Continuing my musings on Why Pregnancy Is Gross, I thought I'd share with you all the various disgusting things that can be done with the placenta. As hard as it may be to believe, please keep in mind that I am not making any of this up.
(Also, so as to avoid offense, I should point out that obviously there are plenty of people out there who do these things, and that is their right, etc. etc. I just happen to think it's really gross.)
In ascending order of disgustingness:
1. Bury it, then plant a tree over it. Actually, this is something I can get behind. I bet the placenta would be excellent fertilizer, and it would be nice to have a tree commemorating our child's birth. However, I am not doing this in a rental house, and HELL if I am saving a frozen placenta until we buy our own place.

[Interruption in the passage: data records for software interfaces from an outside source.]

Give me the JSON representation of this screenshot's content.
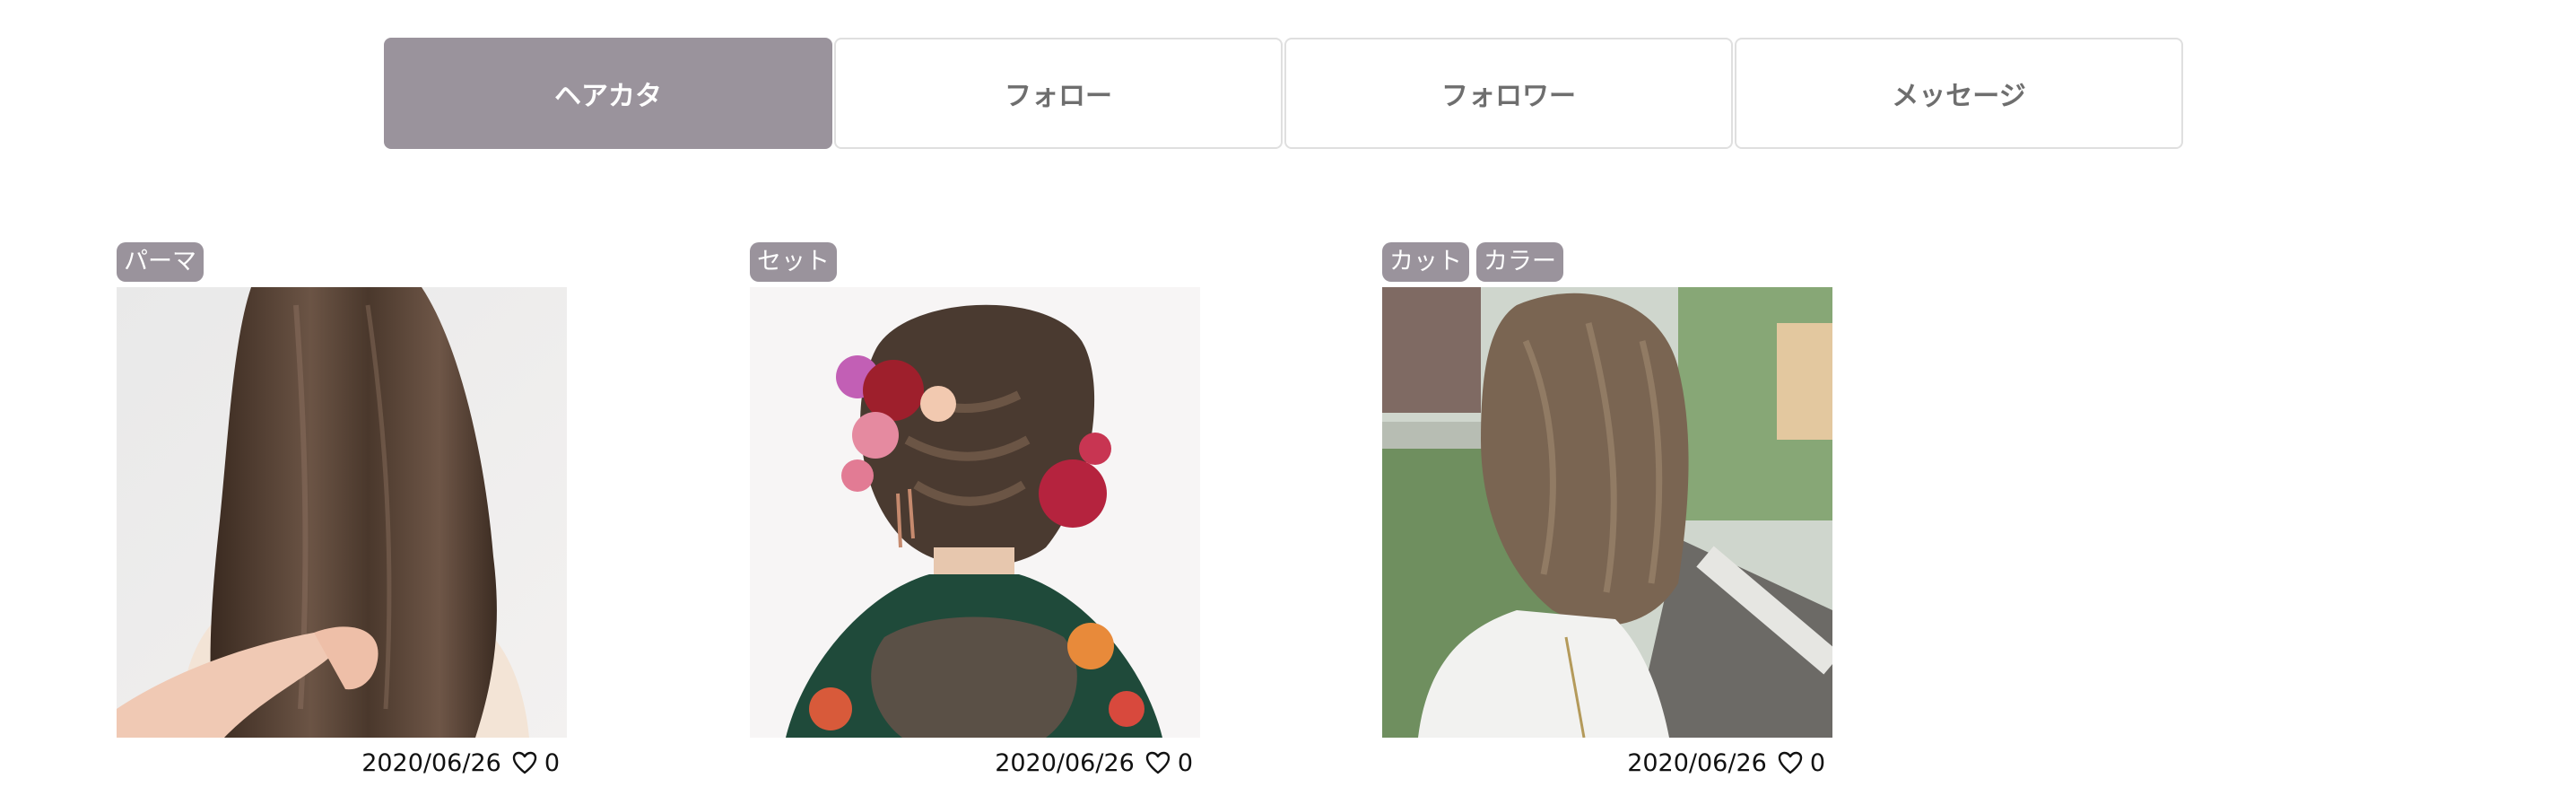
{
  "tabs": [
    {
      "label": "ヘアカタ",
      "active": true
    },
    {
      "label": "フォロー",
      "active": false
    },
    {
      "label": "フォロワー",
      "active": false
    },
    {
      "label": "メッセージ",
      "active": false
    }
  ],
  "colors": {
    "accent": "#9a939c",
    "tab_border": "#dfdfdf",
    "tab_text": "#6e6e6e"
  },
  "cards": [
    {
      "tags": [
        "パーマ"
      ],
      "date": "2020/06/26",
      "likes": "0",
      "icon": "heart-outline-icon"
    },
    {
      "tags": [
        "セット"
      ],
      "date": "2020/06/26",
      "likes": "0",
      "icon": "heart-outline-icon"
    },
    {
      "tags": [
        "カット",
        "カラー"
      ],
      "date": "2020/06/26",
      "likes": "0",
      "icon": "heart-outline-icon"
    }
  ]
}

2. Turn it into art. Apparently you lay a sheet of paper over the placenta to make a print, then frame it. To this I say EW.
3. Use it as a dietary supplement. Basically, you get somebody to dry your placenta, turn it into powder, and put it into capsules, and then you consume your own placenta in pill form. Apparently this is very nutritious and can help with postpartum depression. I am deeply skeptical.
4. Eat it. Yes, there are people who do this. If you search the Internet, you can find all kinds of ways to prepare it. Again, supposedly very nutritious and helps with lactation and depression and blah blah blah. Again, I don't really believe it. Yes, animals do it, and lots of people point out that humans are in fact mammals, so why should human birth be any different or more difficult than other species'? Yes, there is some truth in that, but that analogy only takes me so far - and I draw the line well before placenta-eating. I am not into autocannibalism.
5. Lotus birth, or umbilical nonseverance. This is exactly what it sounds like: Instead of cutting the umbilical cord at birth, you leave it intact until it separates by itself in about two to three days. So apparently you're supposed to carry around a chunk of rotting human flesh along with your baby. As far as I can tell, for this one its proponents don't even pretend that it has any physical benefit - after all, once the placenta is detached, it's not sending anything useful down the umbilical cord anymore. Instead, it has something to do with the baby's aura or some such. Again I say EW.
I personally have absolutely no interest in my placenta. If I were giving birth in a hospital, I would say chuck that sucker straight into the biohazard bin, I don't even really want to look at it. Since we'll be at home, the midwives will wrap it up well and put it in the freezer, and we'll toss it out with the rest of the compost on garbage day. (This is perfectly safe and legal, by the way - I checked.) This is just my personal opinion, however - obviously there are plenty of people out there who disagree with me!